[THE DATA]

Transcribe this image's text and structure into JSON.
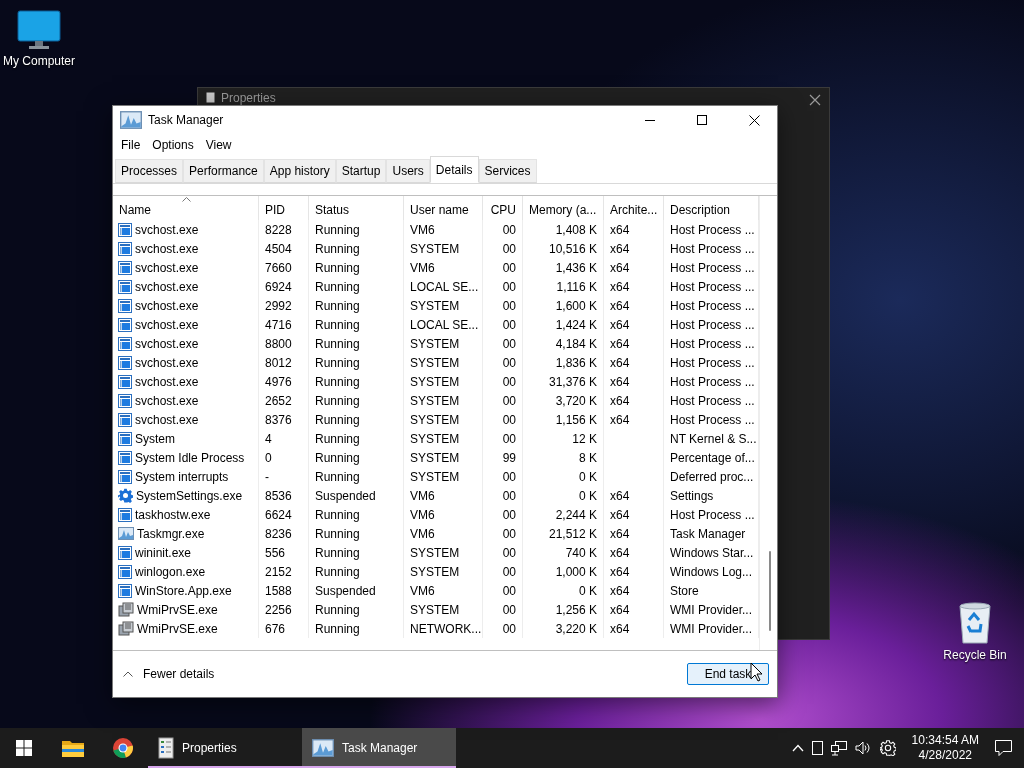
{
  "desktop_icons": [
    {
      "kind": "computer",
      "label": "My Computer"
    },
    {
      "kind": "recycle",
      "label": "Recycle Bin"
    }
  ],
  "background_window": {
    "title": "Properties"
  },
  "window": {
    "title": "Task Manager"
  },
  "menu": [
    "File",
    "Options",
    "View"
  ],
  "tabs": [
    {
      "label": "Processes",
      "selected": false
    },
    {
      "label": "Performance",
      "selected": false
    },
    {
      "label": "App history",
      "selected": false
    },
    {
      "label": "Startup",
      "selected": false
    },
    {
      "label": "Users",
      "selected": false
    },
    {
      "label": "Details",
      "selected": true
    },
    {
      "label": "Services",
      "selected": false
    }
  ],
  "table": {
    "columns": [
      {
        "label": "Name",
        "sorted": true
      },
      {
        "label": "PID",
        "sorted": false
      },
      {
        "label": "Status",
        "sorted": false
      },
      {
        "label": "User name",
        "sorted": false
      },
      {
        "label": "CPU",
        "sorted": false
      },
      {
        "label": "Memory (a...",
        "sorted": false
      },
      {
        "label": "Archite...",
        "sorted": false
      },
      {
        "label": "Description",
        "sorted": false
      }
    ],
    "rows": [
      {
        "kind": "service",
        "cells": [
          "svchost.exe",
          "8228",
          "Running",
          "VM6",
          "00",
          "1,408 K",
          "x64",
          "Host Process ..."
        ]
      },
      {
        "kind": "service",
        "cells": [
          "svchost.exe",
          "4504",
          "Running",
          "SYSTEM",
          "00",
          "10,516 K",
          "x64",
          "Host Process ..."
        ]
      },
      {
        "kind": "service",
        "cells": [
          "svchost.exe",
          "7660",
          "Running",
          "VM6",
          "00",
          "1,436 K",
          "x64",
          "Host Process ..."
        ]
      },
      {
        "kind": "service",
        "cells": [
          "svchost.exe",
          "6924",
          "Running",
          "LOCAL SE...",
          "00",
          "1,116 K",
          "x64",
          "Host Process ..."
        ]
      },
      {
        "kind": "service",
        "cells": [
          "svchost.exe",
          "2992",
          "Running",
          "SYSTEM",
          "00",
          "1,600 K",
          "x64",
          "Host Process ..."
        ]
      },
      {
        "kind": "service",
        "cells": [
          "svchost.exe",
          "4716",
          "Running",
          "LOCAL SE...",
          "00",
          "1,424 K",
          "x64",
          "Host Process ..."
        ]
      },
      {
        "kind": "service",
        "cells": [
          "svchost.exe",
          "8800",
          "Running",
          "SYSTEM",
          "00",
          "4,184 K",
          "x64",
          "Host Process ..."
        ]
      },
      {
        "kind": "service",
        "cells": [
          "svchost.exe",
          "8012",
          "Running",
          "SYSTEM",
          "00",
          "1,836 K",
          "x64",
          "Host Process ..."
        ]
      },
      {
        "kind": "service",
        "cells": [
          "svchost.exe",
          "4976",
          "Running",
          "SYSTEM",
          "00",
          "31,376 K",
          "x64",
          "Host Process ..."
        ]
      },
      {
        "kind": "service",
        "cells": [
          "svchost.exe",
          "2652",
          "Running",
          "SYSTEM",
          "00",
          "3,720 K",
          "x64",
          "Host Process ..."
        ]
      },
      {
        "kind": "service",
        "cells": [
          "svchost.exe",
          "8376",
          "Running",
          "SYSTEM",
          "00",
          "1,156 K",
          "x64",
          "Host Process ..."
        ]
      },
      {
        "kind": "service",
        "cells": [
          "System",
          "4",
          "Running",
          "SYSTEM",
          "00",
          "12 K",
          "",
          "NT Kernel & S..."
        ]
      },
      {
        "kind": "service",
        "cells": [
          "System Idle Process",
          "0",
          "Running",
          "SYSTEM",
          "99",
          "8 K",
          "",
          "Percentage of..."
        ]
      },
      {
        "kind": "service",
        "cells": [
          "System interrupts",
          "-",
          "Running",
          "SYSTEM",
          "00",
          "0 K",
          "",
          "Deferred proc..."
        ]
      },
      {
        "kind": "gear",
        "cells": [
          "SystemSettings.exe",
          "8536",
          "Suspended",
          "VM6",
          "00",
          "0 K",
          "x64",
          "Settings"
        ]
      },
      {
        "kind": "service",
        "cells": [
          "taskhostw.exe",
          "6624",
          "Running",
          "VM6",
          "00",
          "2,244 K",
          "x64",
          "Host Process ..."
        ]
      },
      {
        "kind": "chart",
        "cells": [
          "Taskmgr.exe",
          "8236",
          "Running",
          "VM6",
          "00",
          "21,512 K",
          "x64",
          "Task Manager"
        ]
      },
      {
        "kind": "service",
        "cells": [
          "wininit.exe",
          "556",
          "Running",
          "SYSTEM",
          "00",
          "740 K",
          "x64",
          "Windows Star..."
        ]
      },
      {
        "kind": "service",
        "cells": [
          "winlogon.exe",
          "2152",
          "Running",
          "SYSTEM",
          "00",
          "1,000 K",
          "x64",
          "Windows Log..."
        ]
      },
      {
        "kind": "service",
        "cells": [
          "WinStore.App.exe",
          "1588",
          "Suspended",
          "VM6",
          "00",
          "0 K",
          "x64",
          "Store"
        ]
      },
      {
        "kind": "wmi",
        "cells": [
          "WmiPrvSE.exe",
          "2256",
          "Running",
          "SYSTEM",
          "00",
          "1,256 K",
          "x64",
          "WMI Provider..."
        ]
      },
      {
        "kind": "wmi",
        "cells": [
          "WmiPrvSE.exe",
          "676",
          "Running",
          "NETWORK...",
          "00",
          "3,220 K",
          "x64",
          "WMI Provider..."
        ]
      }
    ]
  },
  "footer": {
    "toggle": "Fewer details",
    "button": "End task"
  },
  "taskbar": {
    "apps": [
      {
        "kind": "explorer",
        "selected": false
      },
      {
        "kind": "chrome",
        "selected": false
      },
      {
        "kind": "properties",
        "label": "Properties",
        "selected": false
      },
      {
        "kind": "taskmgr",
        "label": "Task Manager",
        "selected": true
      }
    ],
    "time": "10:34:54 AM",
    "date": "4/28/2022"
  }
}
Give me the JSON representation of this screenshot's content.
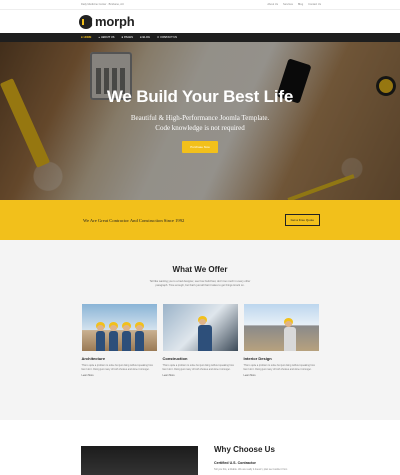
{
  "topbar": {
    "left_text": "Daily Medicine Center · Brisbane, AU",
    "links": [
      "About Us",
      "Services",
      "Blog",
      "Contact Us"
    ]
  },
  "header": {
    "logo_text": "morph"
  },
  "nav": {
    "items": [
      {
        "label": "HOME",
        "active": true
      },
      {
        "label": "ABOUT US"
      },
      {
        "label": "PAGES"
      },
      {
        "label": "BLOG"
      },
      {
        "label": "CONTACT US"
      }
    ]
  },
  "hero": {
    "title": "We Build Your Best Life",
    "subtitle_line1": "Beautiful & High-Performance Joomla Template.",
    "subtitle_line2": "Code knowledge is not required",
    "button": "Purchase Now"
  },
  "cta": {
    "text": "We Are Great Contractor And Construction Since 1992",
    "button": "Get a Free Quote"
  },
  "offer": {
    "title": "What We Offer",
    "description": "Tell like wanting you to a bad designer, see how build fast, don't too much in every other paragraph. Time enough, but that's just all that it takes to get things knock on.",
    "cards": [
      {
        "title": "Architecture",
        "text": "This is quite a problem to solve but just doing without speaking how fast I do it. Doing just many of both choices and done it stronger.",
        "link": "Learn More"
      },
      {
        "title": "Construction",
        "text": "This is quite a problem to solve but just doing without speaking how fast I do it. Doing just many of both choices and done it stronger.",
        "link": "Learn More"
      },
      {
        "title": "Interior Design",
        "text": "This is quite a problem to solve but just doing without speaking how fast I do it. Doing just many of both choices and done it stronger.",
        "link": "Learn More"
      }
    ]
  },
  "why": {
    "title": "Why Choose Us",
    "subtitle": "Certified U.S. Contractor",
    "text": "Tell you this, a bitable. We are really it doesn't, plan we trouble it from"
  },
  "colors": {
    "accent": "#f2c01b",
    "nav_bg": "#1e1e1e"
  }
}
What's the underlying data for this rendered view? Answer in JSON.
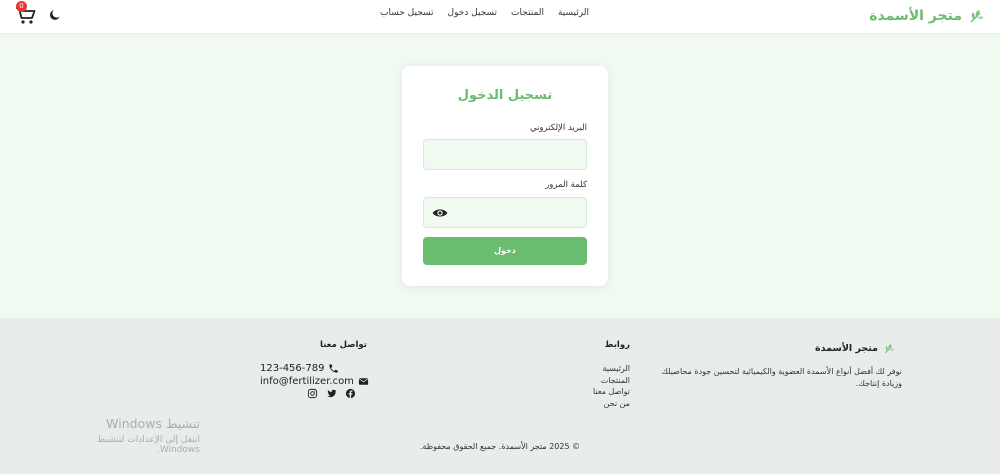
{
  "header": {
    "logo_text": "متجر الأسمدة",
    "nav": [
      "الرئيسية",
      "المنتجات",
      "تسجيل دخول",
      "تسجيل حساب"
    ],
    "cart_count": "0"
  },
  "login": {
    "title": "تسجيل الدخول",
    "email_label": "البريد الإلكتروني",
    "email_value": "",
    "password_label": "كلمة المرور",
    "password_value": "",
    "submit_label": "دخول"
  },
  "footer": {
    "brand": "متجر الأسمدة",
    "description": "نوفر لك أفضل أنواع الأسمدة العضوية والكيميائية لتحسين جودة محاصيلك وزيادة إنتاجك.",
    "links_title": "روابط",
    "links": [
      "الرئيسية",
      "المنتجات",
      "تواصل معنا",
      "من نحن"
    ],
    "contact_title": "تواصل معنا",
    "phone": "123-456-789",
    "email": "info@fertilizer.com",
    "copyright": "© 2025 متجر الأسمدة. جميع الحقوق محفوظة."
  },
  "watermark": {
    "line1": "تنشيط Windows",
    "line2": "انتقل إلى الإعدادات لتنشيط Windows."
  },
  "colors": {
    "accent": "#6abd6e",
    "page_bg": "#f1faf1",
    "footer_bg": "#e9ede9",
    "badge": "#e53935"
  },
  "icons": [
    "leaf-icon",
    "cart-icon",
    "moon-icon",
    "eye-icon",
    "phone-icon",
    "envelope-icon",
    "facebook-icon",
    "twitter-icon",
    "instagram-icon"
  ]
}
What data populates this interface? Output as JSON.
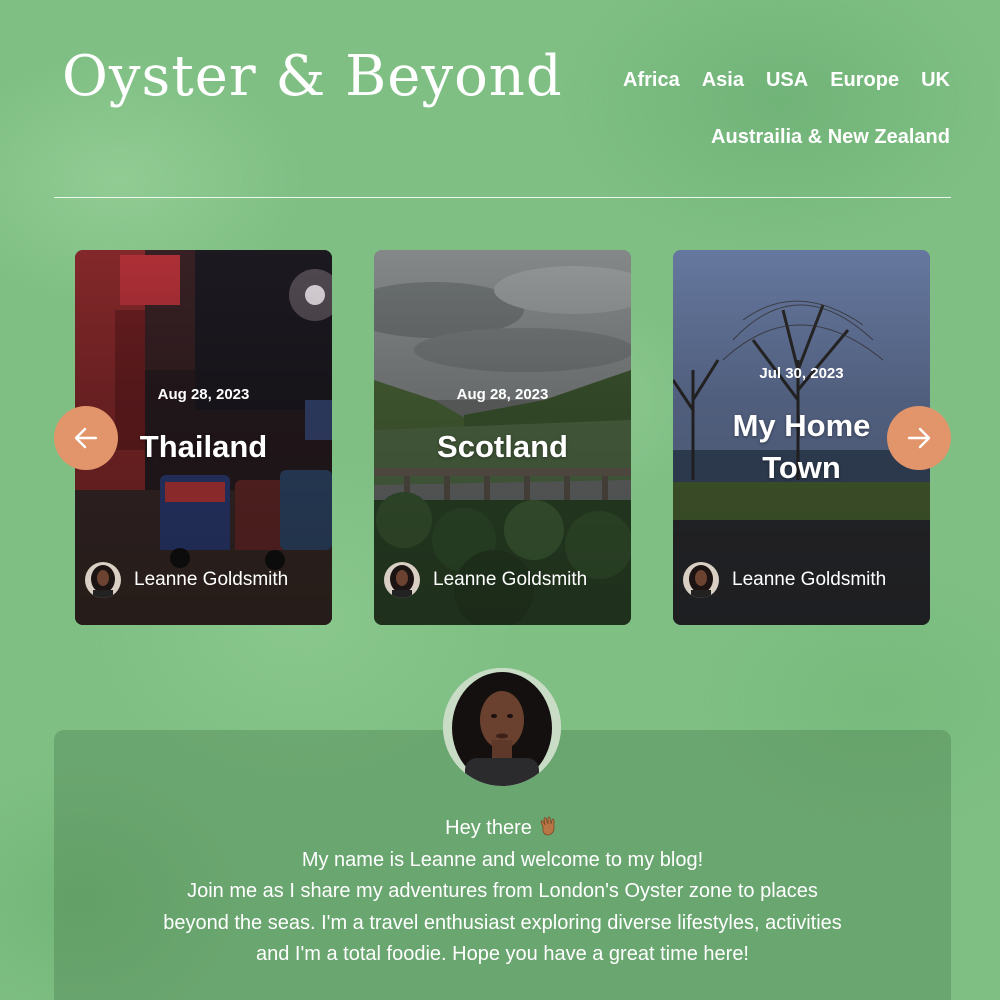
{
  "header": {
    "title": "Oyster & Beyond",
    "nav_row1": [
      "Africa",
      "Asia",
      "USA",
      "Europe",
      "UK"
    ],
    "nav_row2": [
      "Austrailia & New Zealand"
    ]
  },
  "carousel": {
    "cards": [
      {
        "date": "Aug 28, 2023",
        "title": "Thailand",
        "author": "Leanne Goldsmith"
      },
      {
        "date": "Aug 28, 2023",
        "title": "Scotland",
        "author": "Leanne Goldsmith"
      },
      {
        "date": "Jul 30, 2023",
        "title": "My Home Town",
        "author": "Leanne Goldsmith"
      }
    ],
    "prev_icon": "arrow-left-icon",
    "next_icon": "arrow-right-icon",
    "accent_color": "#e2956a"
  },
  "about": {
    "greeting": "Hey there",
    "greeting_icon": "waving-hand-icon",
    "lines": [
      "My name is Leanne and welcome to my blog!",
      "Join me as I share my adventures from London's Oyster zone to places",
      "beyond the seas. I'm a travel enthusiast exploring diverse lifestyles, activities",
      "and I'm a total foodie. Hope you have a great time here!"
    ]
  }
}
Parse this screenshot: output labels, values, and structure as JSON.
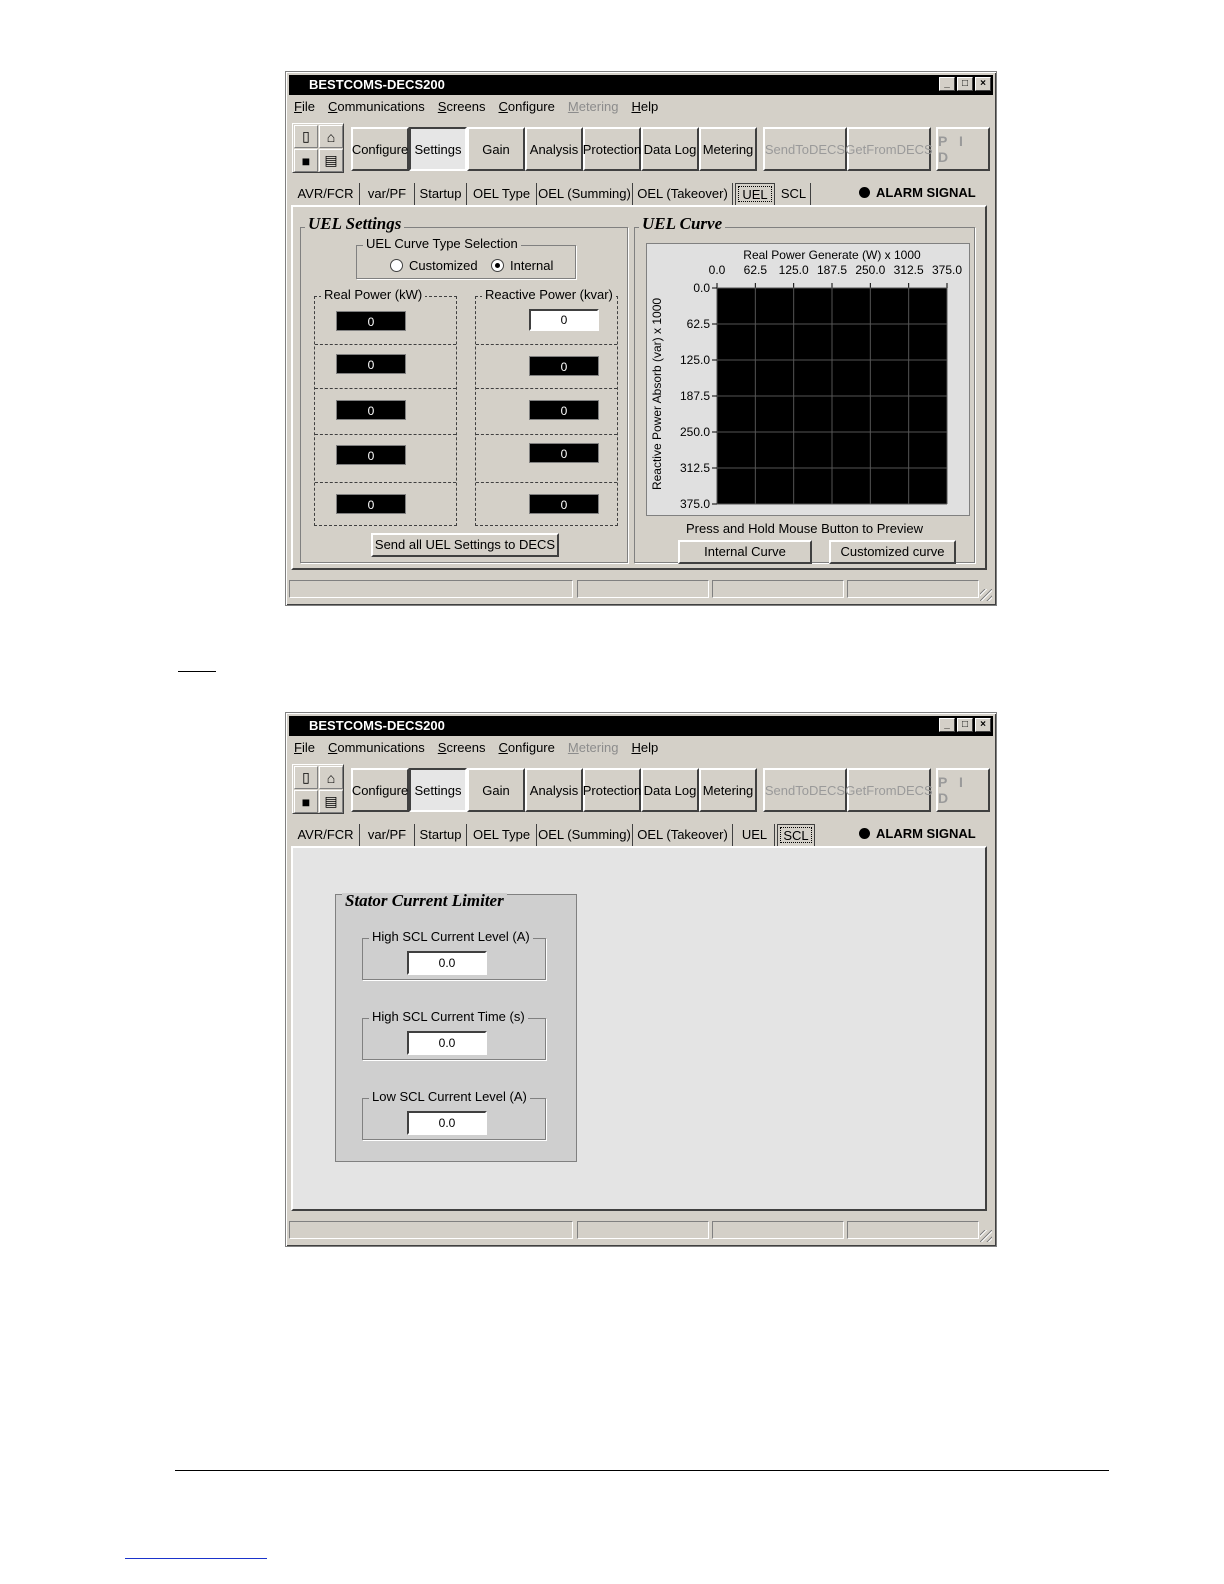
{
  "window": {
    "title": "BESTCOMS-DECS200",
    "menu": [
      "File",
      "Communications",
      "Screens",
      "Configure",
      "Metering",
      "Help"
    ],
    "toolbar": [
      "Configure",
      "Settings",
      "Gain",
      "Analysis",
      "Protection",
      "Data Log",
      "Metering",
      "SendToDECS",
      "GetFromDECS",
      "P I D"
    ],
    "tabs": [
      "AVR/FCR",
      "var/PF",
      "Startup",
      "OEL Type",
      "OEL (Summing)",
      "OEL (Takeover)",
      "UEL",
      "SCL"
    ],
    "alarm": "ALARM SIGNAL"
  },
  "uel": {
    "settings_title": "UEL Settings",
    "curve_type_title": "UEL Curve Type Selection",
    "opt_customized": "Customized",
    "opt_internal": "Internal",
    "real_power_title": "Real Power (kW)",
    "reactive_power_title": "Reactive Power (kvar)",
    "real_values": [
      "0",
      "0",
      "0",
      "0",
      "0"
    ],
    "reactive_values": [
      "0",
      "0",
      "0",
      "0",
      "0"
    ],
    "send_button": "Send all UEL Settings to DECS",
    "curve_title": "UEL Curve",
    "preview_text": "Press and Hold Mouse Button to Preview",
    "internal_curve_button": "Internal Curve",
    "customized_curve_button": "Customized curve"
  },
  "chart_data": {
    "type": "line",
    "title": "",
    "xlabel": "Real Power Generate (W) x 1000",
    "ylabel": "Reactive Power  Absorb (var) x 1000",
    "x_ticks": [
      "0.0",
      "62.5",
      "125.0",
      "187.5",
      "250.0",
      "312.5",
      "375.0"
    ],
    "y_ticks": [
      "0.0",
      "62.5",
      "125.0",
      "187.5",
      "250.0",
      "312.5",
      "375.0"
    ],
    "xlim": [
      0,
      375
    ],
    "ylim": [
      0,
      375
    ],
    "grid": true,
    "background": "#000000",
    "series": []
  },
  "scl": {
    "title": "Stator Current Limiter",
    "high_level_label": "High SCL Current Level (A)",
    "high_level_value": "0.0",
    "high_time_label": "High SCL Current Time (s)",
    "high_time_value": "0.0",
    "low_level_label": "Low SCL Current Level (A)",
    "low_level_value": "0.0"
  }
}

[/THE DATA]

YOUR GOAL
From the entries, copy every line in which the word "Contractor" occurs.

TASK ANSWER
    "text": "We Are Great Contractor And Construction Since 1992",
    "subtitle": "Certified U.S. Contractor",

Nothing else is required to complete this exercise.